### Working data
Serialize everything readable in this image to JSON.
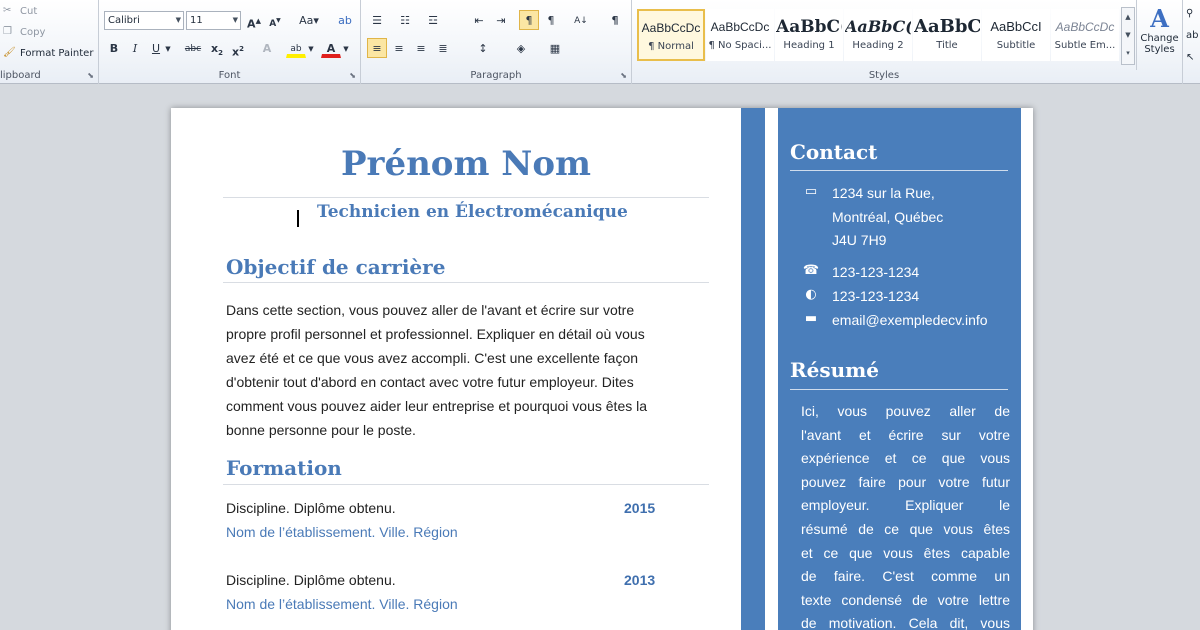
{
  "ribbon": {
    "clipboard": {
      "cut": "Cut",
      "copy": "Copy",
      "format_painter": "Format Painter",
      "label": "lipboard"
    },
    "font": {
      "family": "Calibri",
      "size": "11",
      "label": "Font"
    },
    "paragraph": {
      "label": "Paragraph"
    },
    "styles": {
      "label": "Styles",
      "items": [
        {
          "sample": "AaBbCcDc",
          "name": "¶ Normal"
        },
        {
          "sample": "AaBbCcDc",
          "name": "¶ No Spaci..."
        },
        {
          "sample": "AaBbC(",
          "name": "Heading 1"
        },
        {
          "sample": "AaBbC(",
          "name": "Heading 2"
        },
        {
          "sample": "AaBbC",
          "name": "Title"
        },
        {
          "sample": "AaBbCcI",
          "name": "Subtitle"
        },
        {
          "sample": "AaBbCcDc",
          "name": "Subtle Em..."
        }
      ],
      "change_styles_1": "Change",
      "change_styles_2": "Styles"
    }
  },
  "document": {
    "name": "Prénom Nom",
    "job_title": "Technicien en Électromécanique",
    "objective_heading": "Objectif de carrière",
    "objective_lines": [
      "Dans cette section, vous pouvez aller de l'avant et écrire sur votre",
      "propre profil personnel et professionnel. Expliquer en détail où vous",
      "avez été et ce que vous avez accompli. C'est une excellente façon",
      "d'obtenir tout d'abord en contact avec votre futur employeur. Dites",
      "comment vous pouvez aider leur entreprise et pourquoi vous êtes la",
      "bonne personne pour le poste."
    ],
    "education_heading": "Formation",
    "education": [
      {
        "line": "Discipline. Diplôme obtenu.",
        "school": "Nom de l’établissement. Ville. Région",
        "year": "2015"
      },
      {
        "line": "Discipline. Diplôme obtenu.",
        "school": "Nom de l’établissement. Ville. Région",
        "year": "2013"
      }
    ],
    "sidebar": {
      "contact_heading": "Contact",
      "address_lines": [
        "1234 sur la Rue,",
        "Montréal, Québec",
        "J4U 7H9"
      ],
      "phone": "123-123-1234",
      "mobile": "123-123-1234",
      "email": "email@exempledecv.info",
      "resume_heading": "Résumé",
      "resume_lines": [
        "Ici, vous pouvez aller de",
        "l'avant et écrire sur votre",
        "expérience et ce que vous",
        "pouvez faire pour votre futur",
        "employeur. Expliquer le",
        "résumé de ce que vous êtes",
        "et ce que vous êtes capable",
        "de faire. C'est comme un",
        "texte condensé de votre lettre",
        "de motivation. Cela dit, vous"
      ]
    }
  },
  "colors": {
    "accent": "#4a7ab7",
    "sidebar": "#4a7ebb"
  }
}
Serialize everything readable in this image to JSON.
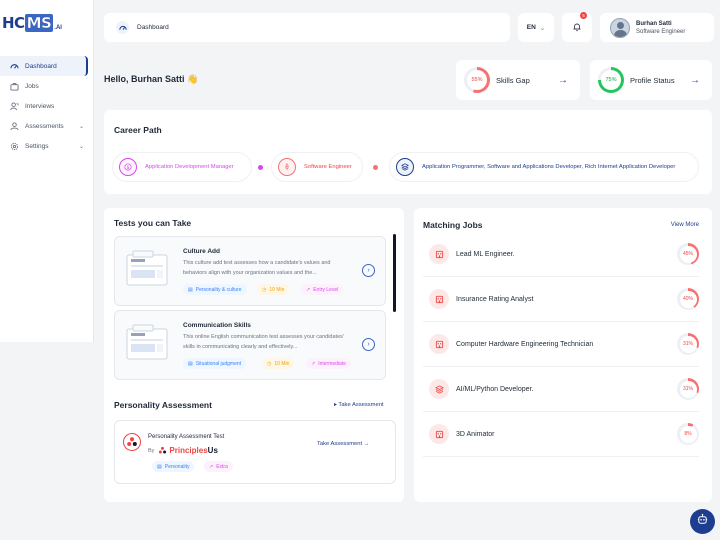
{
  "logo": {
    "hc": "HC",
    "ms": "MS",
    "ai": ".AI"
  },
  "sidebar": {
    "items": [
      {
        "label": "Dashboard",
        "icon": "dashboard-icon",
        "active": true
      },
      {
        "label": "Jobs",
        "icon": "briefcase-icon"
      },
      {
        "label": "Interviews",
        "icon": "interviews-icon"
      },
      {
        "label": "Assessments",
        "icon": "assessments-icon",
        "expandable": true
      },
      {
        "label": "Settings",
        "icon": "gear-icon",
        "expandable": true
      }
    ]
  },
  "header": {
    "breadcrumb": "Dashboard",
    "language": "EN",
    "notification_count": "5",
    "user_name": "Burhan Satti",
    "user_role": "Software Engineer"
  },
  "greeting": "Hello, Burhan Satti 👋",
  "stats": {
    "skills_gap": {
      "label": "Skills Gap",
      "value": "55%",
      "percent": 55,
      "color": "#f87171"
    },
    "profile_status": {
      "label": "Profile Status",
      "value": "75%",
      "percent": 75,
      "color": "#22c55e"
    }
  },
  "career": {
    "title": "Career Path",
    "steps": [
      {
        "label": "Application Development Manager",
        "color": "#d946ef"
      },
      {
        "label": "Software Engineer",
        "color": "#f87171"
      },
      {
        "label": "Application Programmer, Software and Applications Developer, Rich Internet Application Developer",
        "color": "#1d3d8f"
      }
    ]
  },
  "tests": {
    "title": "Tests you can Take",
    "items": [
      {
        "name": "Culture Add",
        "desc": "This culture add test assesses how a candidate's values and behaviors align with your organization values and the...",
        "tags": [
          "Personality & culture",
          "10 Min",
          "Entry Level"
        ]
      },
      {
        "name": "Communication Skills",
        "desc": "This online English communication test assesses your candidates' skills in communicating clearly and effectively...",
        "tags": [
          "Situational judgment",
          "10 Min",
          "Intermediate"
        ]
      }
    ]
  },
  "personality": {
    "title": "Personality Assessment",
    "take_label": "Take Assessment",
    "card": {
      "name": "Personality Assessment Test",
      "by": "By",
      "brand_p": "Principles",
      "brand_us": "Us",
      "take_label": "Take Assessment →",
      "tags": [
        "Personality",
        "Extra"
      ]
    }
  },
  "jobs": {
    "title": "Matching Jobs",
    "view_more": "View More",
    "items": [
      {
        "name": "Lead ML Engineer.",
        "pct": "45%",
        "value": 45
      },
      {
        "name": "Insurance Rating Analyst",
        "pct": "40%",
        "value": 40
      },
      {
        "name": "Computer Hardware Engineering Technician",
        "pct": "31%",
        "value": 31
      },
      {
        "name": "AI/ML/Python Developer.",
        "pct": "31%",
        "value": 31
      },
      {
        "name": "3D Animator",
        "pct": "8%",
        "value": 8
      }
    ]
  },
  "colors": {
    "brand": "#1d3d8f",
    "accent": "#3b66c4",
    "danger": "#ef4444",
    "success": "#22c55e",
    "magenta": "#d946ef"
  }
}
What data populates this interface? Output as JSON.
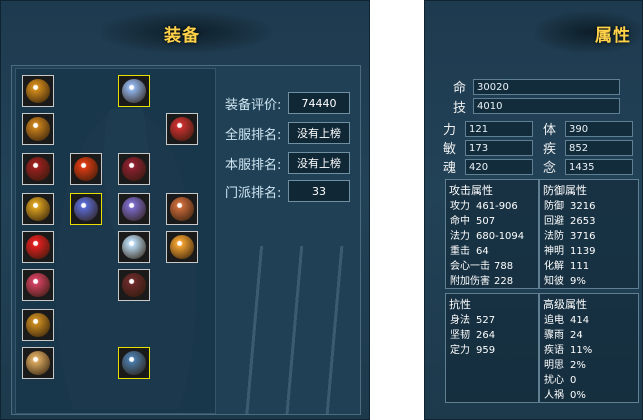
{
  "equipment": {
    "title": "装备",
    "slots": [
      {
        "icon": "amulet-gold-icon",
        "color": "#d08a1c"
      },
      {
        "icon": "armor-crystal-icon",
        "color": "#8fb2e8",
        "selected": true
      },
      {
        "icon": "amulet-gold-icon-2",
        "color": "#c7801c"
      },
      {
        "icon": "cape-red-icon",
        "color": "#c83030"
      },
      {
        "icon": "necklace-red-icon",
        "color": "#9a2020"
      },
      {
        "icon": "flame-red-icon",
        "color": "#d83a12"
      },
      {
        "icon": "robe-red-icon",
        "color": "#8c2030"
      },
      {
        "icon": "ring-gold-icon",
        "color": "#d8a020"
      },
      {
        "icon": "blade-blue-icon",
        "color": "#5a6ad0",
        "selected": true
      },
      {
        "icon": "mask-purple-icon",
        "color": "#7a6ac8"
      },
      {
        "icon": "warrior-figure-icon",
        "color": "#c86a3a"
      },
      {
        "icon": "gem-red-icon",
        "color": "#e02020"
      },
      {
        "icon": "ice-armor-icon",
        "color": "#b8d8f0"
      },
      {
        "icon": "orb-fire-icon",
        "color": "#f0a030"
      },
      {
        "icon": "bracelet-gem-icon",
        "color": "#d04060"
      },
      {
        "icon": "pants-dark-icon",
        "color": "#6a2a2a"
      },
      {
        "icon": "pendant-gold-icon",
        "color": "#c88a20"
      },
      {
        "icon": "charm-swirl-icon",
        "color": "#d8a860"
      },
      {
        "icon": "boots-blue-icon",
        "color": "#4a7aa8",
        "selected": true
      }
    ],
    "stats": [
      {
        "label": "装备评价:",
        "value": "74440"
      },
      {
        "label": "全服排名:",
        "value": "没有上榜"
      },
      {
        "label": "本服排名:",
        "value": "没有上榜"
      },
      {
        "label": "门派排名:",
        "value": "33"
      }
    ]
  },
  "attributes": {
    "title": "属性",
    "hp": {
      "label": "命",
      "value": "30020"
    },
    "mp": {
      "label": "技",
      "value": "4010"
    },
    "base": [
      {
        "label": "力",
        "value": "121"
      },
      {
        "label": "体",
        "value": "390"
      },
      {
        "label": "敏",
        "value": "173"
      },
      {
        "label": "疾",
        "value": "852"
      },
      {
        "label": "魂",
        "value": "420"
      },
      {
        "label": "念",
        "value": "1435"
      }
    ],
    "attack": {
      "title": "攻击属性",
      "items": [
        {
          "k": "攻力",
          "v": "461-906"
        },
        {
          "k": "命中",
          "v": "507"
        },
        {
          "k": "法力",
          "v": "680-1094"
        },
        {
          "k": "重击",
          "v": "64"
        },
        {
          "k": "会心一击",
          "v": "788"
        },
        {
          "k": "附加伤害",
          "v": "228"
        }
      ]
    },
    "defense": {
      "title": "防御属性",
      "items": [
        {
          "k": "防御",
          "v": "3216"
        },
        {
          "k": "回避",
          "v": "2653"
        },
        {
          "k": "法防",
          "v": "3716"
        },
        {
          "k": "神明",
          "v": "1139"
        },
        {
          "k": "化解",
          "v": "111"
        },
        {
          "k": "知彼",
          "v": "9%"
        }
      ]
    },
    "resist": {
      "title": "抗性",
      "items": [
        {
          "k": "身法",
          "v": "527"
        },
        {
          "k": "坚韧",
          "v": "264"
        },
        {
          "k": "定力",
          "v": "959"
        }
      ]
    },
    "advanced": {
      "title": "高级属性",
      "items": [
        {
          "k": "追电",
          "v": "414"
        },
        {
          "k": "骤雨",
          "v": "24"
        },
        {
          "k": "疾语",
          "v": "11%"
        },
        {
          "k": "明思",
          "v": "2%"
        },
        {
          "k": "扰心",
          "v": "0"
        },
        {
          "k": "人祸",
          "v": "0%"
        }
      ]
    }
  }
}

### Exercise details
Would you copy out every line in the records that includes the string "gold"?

### Solution
        "icon": "amulet-gold-icon",
        "icon": "amulet-gold-icon-2",
        "icon": "ring-gold-icon",
        "icon": "pendant-gold-icon",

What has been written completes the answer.